WASHINGTON — J. Anthony Morris, a federal vaccine specialist who was forced into retirement after public disagreements with superior officers over the efficiency of federal vaccine programs and the effectiveness of influenza vaccines, died May 31 at a health-care center in Hyattsville, Md. He was 95.
The cause was congestive heart failure, said his daughter, Cam Esser.
Dr. Morris was chief vaccine officer for the Bureau of Biological Standards at the National Institutes of Health and later with the Food and Drug Administration, when the bureau was transferred to that agency in the 1970s. He contended that research carried out by his unit demonstrated that there was no reliable proof that vaccines were effective in preventing influenza, and accused the government of basing its mass vaccine programs for flu primarily on claims made by pharmaceutical manufacturers.
The issue came to a head in 1976 when President Gerald Ford signed a bill appropriating $135 million to vaccinate 140 million people against swine flu that fall and the next winter. Dr. Morris was outspoken in his opposition to the inoculations.
Subsequent events seemed to support Dr. Morris’s skepticism. The 1976 swine flu vaccinations were fraught with problems, and the government discontinued the inoculations after 49 million had received the vaccine.
The incidence of swine flu among the vaccinated was seven times greater than it was among those who had not been vaccinated, according to news reports. In addition, 12 Americans who had been vaccinated against swine flu died of complications related to Guillain-Barre syndrome, a polyneuropathy affecting the peripheral nervous system. More than 200 were paralyzed, news accounts said.
The swine-flu episode coincided with continuing long-term insubordination proceedings against Dr. Morris related to his disagreements within his agency over the administration of vaccines, not only flu vaccines, but also polio and vaccines against the common cold.

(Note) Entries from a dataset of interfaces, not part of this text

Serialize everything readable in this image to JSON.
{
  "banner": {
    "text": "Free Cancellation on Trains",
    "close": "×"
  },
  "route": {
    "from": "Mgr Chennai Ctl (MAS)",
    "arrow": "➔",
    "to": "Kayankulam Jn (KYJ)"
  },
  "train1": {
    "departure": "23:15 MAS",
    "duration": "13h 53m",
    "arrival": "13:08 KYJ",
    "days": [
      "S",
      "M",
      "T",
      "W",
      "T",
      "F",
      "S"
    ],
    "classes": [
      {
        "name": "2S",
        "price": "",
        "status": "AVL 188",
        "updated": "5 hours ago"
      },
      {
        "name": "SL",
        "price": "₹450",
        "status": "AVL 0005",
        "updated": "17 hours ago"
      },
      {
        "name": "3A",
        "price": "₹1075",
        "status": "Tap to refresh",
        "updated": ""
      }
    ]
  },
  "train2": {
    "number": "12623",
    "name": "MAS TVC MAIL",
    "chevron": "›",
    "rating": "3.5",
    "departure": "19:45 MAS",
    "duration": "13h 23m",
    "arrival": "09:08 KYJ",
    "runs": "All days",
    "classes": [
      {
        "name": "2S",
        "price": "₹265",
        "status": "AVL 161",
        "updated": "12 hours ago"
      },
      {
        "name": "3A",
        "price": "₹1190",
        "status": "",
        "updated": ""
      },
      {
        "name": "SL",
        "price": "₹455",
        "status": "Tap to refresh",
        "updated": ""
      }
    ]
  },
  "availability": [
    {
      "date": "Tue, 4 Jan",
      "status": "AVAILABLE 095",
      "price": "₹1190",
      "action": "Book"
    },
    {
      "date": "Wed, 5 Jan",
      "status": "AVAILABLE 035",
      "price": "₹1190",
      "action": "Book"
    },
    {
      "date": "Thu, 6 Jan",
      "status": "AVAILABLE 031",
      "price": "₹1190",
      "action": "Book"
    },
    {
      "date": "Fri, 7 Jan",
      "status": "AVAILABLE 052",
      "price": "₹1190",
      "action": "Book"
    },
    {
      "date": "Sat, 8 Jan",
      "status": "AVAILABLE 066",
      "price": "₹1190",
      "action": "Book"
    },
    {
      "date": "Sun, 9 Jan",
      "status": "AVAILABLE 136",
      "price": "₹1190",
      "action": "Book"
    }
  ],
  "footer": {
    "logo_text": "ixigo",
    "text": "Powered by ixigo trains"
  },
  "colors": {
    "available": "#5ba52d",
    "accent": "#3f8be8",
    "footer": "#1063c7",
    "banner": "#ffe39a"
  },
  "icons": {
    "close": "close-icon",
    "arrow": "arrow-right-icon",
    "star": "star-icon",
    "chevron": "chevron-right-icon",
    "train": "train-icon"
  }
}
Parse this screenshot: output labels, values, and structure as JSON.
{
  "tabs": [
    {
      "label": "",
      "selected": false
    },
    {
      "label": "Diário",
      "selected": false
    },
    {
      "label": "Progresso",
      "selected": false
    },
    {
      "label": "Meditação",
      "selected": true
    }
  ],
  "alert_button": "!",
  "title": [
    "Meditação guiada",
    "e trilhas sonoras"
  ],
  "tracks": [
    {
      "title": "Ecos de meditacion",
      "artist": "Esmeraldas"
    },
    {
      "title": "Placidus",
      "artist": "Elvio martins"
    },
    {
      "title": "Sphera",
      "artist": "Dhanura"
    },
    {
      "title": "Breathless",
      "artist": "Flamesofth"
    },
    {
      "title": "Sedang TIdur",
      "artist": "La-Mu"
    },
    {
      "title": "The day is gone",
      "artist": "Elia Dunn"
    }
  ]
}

In the early 1970s, with his lawyer, James Turner, Dr. Morris compiled a list of what they said were blunders and inefficiencies in the testing and licensing of vaccines, which he said cast doubt on their value to the public. It was sent to Senator Abraham Ribicoff, who headed a Senate subcommittee that had oversight of the National Institutes of Health. Ribicoff made the list public. A federally appointed investigatory panel found ‘‘only a few minor irregularities’’ that ‘‘did not involve any risk to the public.’’
The investigating panel also observed, ‘‘It is evident that there are serious personnel problems within the DBS and that the current charges are the culmination of a long series of such problems.’’
The disciplinary case against Dr. Morris continued and included such accusations as failure to return library books on time, Turner said. In 1980, Dr. Morris was forced to retire but retained retirement benefits. After leaving federal service, Dr. Morris was self-employed as a consultant to people who had been harmed or injured by vaccine inoculations.
He leaves his wife of 71 years, Ruth Savoy Morris; four children; seven grandchildren; and three great-grandchildren.